Salazar's body was discovered by a robotic camera used to search the residence in the 13600 block of Dronfield Avenue. Records show he was co-owner of the house.
Officers had responded to a call from Salazar's wife, the LAPD said.
Officer Steve Jenkins was shot once in the jaw and once in the shoulder as he and his canine team approached the home. Salazar had refused to step out and opened fire on the officers, according to the LAPD. Officers returned fire.
Jenkins underwent surgery at Holy Cross Medical Center in Mission Hills. The first bullet tore into the right side of his face and exited near his jaw, Dr. Bradley Roth said. The second bullet fractured several ribs and damaged a lung, Roth said.
Such medical information normally is private, but Jenkins' wife, an LAPD sergeant, gave surgeons permission to talk to the media.

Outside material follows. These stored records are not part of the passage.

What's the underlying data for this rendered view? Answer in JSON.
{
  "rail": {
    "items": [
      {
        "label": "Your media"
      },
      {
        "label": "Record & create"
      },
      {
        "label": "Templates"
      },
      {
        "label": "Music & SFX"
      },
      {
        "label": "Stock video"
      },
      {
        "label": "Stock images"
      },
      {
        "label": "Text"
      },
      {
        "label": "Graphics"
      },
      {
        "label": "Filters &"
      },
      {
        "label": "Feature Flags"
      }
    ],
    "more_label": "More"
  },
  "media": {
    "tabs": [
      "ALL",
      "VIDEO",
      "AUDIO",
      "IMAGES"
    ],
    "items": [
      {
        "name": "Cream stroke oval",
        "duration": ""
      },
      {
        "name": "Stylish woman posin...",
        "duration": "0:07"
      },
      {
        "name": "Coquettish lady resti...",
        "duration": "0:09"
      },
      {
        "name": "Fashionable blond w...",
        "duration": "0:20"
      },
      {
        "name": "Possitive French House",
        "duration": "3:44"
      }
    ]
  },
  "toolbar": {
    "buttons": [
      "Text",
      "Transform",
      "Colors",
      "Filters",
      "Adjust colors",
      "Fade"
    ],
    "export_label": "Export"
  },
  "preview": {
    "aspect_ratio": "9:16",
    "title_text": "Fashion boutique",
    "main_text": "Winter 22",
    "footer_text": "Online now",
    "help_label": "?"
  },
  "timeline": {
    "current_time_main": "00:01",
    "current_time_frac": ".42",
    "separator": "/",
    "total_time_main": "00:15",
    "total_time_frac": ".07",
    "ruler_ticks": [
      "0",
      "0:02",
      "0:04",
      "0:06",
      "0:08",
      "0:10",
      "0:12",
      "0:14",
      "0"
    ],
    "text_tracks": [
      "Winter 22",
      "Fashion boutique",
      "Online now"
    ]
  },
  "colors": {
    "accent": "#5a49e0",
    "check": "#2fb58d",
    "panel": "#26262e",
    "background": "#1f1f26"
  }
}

Roth said people with injuries like Jenkins' typically survive but noted that the 22-year veteran was still "critically ill."
Court records show that Salazar was convicted in 1993 of one misdemeanor count of carrying a loaded firearm in a public place. A resident at that time of Littlerock in the Antelope Valley, he had been charged on two misdemeanor firearm counts and a misdemeanor count of failing to obey a court order, according to the records filed in Los Angeles County Superior Court.
A woman who lived next door in Sylmar said Salazar "used to carry a .357 [handgun] under the seat of his car."
Salazar had a tight-knit family, she said, including a mother and two sisters who adored him.
"He was the king of the family," said the woman, who asked not to be indentified because she feared for her safety.
The encounter began about 10:30 p.m. Sunday. Firefighters treated Salazar's wife for cuts and bruises at a neighbor's house, authorities said. After Salazar didn't respond to authorities' attempts to contact him inside the home, officers approached the house about 2:45 a.m., and Salazar opened fire, the LAPD said
About 6 a.m., the suspect communicated by text with relatives, said LAPD spokesman Andy Neiman. Contact ended after that, he said. Negotiators repeatedly tried to call Salazar on his cellphone and home phone, to no avail.
The neighborhood of middle-class ranch properties and Salazar's newer gated community was evacuated by 7 a.m. During the hours-long standoff, police fired tear gas into the home.
Salazar could be seen moving around, and he fired repeatedly on officers over a 45-minute to one-hour period ending at 10:30 a.m. Police did not see him after that, Neiman said.
About noon, SWAT units brought in a giant forklift-like machine and broke down part of the house's back wall to better expose the shooter.
The device, called a Bat Cat, broke down walls in several places upstairs and downstairs and was used to remove furniture and clear the area. The machine has a telescoping arm with video capability to monitor inside the house.
"The idea is to make it as wide open as we can so they can see him either down or not," Neiman said. "Whether he's hiding out playing possum or waiting for us to come in ... we just don't know."
Officers were using the Bat Cat to avoid a situation similar to what occurred in February 2008, when SWAT Officer Randall Simmons was killed and another officer critically wounded by a gunman who had barricaded himself inside a Reseda home, an LAPD official said.
Although an LAPD report showed that officers acted appropriately in that incident, a department official noted that Simmons was shot after storming through a narrow entryway.
Times staff writers Catherine Saillant and Robert J. Lopez contributed to this report.